FiBQ 22.3



In this issue…

FiBQ welcomes new subscribers who joined us during or after the Faith in Business Retreat in Cambridge last month. This issue continues the same theme of finding beauty in our workplaces.
Gary Cundill introduces us to the beauty of mathematics, landscapes, buildings – even tanks – as he considers what makes business beautiful. The businesswoman of Proverbs 31 shows us how to ensure our business can be beautiful as well as profitable. ‘Spires, Shrines, Saints and Sheep’ takes us on Richard and Felicity Higginson’s tour of England’s 42 Anglican Cathedrals. Richard considers their purpose, creation and financing, an inter-generational community project making use of the best that medieval and modern centuries had and have to offer. Peter Heslam continues his series on beauty in the workplace by affirming that we create beauty through what we love, whether it’s Dr Suzuki’s violin teaching or an innate love of nature.
But not everything is pretty in the garden. Peter Warburton in conversation with Barry Lynn takes us on one man’s crusade against globalised commercial power structures that impoverish our freedom, security and prosperity. Dismantling these power structures requires us first to recognise them, and then to legislate against the authoritarianism, inequality and manipulation that these commercial monopolies manifest. Closer to home is ‘The Great Post Office Scandal’, the title of Nick Wallis’ book reviewed by Richard Higginson. It tells the tragic story of sub-postmasters’ financial ruin, and in some cases imprisonment, caused by a malfunctioning IT system. Why did corporate leaders not see the absence of beauty – the ugliness – in what they blindly condoned?
Much more positive in showing that power and wealth can be shared is James Holden’s transfer of his family business into an employee-owned company. He asks whether this could be the way that Christ transforms capitalism. Phil Jump echoes that thought through the BBC’s founding motto, ‘Whatsoever’, referring to Philippians 4.8. Eirene Yeung, speaking to Natalie Chan, describes her journey to faith, and then implementing her faith in a multicultural, multireligious work environment in Hong Kong. A Christian minority, producing beauty through love, powerfully impacted their business environment.
Finally, John Bloomer’s ‘Living in fellowship with plants’ introduces us to a different way of viewing God’s creation. No longer the hierarchy of Aristotle, Augustine and Aquinas with man at the top and minerals at the bottom.
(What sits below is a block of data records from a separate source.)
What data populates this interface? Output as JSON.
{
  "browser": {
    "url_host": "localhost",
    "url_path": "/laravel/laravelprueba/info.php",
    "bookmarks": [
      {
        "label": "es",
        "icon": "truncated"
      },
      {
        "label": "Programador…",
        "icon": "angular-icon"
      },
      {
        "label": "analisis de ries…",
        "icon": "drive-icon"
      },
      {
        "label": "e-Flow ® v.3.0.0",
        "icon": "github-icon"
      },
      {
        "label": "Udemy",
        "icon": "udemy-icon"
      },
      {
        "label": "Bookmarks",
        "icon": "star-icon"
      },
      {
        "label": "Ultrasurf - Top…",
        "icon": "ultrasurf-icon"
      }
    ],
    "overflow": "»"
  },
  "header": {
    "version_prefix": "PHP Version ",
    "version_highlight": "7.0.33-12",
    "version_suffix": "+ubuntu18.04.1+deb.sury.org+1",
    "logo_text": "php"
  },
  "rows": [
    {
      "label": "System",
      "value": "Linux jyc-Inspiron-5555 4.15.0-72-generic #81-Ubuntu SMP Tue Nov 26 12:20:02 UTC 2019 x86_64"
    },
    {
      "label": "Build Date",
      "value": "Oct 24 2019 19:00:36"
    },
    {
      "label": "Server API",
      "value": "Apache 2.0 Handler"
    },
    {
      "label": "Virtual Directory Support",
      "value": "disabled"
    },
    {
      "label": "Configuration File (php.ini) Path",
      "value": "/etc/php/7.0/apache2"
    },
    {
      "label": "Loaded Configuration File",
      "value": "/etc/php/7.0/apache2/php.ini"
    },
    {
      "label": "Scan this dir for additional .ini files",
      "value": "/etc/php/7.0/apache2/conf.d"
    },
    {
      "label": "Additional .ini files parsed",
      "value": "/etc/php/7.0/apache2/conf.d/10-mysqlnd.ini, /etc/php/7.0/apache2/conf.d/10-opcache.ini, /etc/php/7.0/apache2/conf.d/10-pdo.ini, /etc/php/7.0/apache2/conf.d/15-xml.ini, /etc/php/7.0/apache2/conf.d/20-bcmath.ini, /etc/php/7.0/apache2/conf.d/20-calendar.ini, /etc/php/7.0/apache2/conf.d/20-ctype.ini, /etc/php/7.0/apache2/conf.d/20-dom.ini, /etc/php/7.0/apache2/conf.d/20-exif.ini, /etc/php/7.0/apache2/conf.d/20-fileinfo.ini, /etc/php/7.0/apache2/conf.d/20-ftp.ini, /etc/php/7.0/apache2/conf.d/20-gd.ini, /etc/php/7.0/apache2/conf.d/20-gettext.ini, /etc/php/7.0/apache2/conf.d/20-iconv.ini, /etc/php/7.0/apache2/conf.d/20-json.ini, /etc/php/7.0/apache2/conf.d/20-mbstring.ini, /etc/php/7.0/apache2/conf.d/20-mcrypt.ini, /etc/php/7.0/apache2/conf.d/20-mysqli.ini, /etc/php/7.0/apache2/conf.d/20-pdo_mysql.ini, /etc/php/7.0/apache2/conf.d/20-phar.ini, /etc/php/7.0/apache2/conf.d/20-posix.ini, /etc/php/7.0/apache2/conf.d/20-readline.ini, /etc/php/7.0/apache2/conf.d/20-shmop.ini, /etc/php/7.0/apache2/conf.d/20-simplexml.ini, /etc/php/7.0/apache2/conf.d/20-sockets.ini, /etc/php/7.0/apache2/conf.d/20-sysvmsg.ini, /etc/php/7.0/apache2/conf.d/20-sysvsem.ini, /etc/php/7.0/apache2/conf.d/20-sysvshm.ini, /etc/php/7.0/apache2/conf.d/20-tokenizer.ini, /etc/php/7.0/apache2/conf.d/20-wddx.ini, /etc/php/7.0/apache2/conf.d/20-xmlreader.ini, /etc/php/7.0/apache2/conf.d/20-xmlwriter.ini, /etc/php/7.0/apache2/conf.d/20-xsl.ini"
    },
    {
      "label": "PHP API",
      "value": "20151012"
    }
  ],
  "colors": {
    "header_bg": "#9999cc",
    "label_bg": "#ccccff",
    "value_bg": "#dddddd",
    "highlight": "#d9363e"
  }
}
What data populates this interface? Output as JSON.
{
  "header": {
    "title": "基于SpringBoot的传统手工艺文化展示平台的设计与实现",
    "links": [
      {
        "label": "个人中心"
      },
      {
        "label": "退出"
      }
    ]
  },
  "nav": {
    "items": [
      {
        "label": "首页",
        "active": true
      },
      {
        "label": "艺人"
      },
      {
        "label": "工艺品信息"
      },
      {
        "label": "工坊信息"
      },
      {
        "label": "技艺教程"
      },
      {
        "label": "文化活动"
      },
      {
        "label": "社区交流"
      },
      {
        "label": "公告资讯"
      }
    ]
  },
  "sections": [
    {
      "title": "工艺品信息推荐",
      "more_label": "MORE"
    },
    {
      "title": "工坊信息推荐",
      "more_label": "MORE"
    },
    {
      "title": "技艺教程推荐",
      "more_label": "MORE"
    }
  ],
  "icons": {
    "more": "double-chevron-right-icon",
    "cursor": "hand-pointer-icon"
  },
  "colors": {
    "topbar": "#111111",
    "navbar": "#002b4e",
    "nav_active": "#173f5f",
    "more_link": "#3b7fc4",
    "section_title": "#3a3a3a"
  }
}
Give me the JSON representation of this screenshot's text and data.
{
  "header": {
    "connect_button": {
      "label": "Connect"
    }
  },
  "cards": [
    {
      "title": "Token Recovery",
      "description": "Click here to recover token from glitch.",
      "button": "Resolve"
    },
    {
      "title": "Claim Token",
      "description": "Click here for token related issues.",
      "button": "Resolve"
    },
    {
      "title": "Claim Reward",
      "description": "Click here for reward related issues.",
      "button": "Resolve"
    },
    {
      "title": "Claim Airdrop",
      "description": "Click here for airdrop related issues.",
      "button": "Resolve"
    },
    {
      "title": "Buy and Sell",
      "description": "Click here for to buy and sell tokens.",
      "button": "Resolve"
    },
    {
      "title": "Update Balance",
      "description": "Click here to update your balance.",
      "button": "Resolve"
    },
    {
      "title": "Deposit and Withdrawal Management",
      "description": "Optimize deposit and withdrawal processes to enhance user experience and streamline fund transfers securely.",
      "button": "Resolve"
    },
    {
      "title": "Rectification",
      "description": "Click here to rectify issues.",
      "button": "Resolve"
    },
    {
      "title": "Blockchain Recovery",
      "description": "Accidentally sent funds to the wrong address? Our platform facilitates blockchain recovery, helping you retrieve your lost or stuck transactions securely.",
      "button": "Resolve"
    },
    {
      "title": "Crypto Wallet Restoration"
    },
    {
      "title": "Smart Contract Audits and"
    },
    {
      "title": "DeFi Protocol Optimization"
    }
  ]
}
All of creation, animal, vegetable and mineral, comes from our Creator, and we humans, and all of these, exist to praise his – beautiful – Name.
The Editors